The photo is shocking. A 77-year-old Greek retiree sits sobbing on the ground outside a bank with his passbook and identity card thrown on the ground. He had queued for hours at four failing banks but was unable to withdraw his pension of $178. Not surprisingly, the photo of Giorgios Chatzifotiadis went viral. But the image illustrates much more than the suffering of ordinary Greeks. This pensioner's despair symbolizes the limits of a decades-old effort to meld European nations into one community based on shared democratic values.
August 19, 2004
Three cheers for President Bush's plan to start bringing American troops home from bases in Europe and Asia ("70,000 overseas troops to leave," Aug. 17). This action is long overdue. There is no question that after World War II and at the start of the Cold War we needed troops in Germany as a first line of defense against Soviet attack. Now that the Cold War has ended and the European Union has been ratified, we need not continue our presence there. Since 1945, we have poured trillions into foreign economies while closing bases and reducing troop strength in the United States.

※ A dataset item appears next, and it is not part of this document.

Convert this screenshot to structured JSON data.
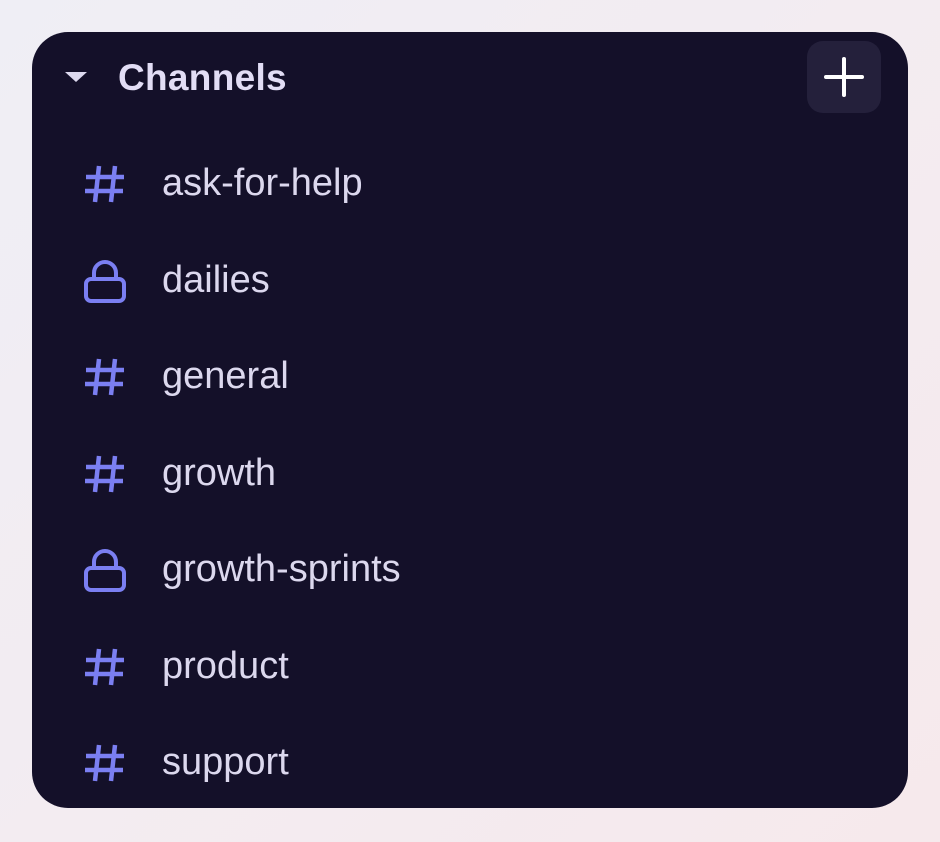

February 2, 2015 |
Most Americans born after World War II take peace and democracy in Western Europe for granted. Enfolded in the European Union, France and Germany became allies and Spain absorbed democratic values. After the fall of the Berlin Wall, former communist countries joined the fold and embraced parliamentary norms. But we forget all too easily that the 70 years since 1945 are an anomaly for Europe, whose previous 150 years of history were marked by war, ideological strife, and revolution.
November 14, 2011 |
ROME - Economist Mario Monti accepted the monumental task yesterday of trying to form a new government that can rescue Italy from financial ruin, expressing confidence that the nation can beat the crisis if its people pull together. His selection came a day after Silvio Berlusconi reluctantly resigned as premier, bowing out after world markets pummeled Italy's borrowing ability, reflecting a loss of faith in the 75-year-old media mogul's leadership. Berlusconi quit after the Italian parliament approved new reform measures demanded by the European Union and central bank officials - but even those are not considered enough to right Italy's ailing economy.
July 25, 2010
Michael Burri teaches at the University of Pennsylvania In 2006, foreign-policy oddsmakers were touting the European Union. Global trends, they argued, were redistributing the balance of power, and the Europeans were on track to win. Mark Leonard summed up this thinking in his book Why Europe Will Run the 21st Century . What a difference four years makes. Today, few outside Brussels expect a fast track for Europe. Rattled by the euro crisis, boxed in by demographic challenges, and increasingly risk-averse, Europe is choosing to become, as scholar Ivan Krastev puts it, a "retired power.
September 22, 2013 |
In terms of foreign aid, it felt like a bit of role reversal Friday at the University City Science Center. An audience of science center reps, scientists, researchers, and entrepreneurs heard about funding opportunities, not from their own country with an eye to expanding globally, but money coming from the European Union. That's right: The 28 countries that make up the European Union have put up 70 billion euros, or more than $90 billion, to promote science and research aimed largely at bolstering Europe's position in the world but also with an eye to tackling issues of global significance as well, such as climate change.
August 2, 2014 |
While both the U.S. and the European Union have begun to ratchet up economic sanctions on Russian banks and other interests following the July 17 downing of Malaysia Airlines Flight 17 over Ukraine, the reaction of the Russian government so far has been muted, a panel of Dechert L.L.P. lawyers said in a conference call Thursday. Thus, the potential for a sharply escalating trade war apparently has been averted - at least for now. The conflict between the U.S. and European governments and Russia over Russian support for separatist rebels in Ukraine already has had damaging consequences for the Russian economy, said Dechert partner Laura Brank, and concern by the Russians over further harm from western sanctions has tended to weigh against retaliation.